# [Task item]
Scan the records for lines with the string "icon". Say how many there are, and add nothing.

/---

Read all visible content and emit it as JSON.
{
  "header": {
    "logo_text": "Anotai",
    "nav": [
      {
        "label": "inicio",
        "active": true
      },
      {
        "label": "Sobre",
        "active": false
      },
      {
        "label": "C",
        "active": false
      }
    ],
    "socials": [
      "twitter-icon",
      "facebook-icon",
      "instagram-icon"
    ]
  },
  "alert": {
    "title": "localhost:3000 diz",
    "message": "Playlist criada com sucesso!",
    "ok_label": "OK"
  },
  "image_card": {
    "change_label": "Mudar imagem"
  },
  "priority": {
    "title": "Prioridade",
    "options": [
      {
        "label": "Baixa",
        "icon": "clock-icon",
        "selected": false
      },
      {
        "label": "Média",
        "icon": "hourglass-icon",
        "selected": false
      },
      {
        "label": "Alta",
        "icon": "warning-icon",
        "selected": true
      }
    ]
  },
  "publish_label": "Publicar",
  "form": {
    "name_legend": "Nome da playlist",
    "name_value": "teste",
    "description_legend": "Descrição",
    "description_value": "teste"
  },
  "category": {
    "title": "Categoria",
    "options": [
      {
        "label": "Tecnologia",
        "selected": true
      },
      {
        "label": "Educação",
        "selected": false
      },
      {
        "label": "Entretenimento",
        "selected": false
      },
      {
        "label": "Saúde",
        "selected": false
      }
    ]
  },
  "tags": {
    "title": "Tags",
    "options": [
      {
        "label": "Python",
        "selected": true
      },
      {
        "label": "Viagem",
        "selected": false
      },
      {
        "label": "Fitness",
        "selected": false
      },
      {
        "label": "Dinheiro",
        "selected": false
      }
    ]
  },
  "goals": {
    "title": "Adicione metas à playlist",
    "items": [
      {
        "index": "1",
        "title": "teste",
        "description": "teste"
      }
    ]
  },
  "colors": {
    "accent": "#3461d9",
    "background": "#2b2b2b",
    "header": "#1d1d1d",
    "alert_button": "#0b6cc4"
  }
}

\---

# [Worked solution]
6